▶ _Data for the task_
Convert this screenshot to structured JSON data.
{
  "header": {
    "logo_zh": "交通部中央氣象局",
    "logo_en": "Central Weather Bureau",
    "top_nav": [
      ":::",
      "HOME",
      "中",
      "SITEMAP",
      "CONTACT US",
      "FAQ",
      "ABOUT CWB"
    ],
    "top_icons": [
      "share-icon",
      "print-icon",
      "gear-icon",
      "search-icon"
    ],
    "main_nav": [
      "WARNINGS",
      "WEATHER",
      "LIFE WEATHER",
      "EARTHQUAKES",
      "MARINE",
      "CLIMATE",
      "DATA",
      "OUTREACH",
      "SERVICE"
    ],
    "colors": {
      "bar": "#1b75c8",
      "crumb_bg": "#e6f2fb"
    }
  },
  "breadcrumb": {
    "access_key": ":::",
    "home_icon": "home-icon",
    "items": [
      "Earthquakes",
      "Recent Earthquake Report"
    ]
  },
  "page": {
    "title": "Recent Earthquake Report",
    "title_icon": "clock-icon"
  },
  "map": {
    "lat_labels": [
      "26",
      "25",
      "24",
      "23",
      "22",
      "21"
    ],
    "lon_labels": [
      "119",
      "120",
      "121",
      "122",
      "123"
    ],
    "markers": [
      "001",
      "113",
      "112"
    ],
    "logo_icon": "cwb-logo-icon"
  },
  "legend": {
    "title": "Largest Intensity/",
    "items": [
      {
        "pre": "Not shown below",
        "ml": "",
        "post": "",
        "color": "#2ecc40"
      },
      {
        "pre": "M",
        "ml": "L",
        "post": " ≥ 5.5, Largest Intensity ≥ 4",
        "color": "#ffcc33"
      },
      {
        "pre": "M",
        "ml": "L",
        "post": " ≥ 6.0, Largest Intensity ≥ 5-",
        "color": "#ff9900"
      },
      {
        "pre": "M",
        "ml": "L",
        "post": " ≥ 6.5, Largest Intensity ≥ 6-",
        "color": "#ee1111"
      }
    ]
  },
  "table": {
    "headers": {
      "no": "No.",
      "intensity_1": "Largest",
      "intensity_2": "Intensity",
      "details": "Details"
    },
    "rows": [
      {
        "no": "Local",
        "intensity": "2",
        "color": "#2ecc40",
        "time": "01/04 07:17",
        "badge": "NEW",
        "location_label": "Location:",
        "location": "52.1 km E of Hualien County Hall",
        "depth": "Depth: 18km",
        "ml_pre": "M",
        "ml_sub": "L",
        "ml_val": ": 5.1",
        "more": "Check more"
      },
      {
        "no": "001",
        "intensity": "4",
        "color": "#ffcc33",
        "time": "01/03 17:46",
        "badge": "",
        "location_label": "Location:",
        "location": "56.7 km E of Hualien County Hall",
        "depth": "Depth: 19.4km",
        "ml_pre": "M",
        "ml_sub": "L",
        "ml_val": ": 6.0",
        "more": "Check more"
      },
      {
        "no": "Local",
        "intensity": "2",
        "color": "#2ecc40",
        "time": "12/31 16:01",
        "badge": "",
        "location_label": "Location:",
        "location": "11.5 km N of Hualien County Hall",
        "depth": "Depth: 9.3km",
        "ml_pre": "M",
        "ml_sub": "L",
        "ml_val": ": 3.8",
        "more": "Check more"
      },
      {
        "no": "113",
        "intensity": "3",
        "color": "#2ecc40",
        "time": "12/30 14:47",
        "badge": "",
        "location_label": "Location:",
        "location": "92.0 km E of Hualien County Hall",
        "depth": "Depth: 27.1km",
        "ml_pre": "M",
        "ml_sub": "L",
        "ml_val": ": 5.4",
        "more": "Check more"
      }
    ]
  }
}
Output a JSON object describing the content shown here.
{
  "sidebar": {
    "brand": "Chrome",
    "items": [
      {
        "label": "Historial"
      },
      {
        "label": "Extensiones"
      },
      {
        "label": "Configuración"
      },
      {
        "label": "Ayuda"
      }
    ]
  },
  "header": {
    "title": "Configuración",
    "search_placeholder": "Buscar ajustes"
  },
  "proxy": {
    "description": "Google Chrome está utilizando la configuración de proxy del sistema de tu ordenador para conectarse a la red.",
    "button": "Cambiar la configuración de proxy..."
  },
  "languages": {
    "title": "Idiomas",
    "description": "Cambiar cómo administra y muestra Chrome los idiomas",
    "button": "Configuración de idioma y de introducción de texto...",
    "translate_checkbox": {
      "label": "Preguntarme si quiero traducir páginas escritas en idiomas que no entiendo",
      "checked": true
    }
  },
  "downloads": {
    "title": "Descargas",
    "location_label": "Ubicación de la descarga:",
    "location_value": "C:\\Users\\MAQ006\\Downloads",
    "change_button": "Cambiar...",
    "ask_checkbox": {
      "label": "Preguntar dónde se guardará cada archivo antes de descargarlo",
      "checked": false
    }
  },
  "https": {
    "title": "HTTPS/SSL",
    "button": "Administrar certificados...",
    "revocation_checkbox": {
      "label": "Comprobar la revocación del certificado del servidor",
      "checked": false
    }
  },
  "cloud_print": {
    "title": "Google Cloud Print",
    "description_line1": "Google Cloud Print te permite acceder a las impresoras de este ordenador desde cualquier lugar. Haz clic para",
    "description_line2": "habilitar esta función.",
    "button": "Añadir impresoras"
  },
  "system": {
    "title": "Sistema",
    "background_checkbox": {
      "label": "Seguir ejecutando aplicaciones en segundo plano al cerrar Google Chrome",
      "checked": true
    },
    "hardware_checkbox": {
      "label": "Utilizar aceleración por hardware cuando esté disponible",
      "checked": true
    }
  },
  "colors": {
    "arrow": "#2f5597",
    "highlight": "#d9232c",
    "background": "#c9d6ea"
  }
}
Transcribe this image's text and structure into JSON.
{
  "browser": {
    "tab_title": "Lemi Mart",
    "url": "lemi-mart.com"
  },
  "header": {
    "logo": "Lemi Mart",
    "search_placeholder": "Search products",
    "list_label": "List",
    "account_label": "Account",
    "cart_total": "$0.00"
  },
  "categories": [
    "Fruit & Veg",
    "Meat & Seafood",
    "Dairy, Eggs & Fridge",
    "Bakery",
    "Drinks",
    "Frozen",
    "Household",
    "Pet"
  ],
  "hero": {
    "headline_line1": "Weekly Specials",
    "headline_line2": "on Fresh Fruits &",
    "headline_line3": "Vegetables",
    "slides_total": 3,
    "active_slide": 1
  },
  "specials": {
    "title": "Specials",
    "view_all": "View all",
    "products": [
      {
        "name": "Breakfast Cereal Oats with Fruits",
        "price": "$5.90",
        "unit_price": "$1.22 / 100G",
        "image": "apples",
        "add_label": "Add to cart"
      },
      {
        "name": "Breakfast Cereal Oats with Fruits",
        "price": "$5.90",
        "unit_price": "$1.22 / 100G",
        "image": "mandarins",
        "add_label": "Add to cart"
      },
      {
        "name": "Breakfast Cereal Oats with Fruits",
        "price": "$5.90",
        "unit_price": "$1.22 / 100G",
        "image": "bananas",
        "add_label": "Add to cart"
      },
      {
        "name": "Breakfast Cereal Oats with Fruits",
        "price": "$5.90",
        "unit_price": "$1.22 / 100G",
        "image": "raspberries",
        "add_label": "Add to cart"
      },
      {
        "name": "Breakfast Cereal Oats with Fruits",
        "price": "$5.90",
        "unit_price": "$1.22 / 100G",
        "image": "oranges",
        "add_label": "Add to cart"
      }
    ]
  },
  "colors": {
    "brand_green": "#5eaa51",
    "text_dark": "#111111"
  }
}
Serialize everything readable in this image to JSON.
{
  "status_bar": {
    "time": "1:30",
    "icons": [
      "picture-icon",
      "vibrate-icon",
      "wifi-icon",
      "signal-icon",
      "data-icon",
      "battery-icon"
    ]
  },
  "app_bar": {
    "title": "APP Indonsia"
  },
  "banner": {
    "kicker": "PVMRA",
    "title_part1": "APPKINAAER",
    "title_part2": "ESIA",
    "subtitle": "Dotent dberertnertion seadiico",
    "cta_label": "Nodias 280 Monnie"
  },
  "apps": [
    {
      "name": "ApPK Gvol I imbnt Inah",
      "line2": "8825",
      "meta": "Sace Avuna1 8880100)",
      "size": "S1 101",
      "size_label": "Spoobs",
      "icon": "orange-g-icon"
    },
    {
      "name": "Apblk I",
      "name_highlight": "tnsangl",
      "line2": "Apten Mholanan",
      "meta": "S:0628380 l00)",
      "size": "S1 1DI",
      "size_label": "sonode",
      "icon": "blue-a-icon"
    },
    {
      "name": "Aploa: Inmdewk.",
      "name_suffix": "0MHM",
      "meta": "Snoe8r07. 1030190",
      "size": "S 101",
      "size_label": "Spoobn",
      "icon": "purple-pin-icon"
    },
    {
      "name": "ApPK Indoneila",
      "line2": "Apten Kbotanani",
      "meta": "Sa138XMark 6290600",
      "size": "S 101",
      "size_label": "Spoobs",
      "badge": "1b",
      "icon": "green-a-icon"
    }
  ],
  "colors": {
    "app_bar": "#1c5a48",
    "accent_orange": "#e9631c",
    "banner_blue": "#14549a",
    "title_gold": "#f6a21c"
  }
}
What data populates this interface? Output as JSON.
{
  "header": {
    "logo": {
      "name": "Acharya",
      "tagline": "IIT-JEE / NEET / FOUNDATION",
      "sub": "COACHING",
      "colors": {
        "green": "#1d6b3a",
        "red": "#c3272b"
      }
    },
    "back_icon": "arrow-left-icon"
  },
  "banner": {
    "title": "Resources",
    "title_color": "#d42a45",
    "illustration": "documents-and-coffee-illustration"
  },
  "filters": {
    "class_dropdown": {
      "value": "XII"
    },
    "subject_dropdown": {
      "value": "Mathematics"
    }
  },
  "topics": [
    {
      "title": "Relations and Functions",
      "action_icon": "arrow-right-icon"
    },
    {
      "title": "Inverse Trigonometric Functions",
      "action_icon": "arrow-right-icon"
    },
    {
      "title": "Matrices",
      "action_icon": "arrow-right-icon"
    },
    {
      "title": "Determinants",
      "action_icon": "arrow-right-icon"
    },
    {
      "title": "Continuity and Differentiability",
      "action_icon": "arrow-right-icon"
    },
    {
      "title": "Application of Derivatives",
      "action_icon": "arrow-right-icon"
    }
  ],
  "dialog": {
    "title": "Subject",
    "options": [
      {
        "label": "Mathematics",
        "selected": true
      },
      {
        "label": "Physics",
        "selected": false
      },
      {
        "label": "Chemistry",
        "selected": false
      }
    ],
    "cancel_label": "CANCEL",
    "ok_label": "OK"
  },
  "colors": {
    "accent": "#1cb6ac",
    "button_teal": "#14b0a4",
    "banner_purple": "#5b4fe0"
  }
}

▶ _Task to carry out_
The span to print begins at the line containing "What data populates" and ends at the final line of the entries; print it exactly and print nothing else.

▶ _Solution for this problem_
What data populates this interface? Output as JSON.
{
  "header": {
    "logo": {
      "name": "Acharya",
      "tagline": "IIT-JEE / NEET / FOUNDATION",
      "sub": "COACHING",
      "colors": {
        "green": "#1d6b3a",
        "red": "#c3272b"
      }
    },
    "back_icon": "arrow-left-icon"
  },
  "banner": {
    "title": "Resources",
    "title_color": "#d42a45",
    "illustration": "documents-and-coffee-illustration"
  },
  "filters": {
    "class_dropdown": {
      "value": "XII"
    },
    "subject_dropdown": {
      "value": "Mathematics"
    }
  },
  "topics": [
    {
      "title": "Relations and Functions",
      "action_icon": "arrow-right-icon"
    },
    {
      "title": "Inverse Trigonometric Functions",
      "action_icon": "arrow-right-icon"
    },
    {
      "title": "Matrices",
      "action_icon": "arrow-right-icon"
    },
    {
      "title": "Determinants",
      "action_icon": "arrow-right-icon"
    },
    {
      "title": "Continuity and Differentiability",
      "action_icon": "arrow-right-icon"
    },
    {
      "title": "Application of Derivatives",
      "action_icon": "arrow-right-icon"
    }
  ],
  "dialog": {
    "title": "Subject",
    "options": [
      {
        "label": "Mathematics",
        "selected": true
      },
      {
        "label": "Physics",
        "selected": false
      },
      {
        "label": "Chemistry",
        "selected": false
      }
    ],
    "cancel_label": "CANCEL",
    "ok_label": "OK"
  },
  "colors": {
    "accent": "#1cb6ac",
    "button_teal": "#14b0a4",
    "banner_purple": "#5b4fe0"
  }
}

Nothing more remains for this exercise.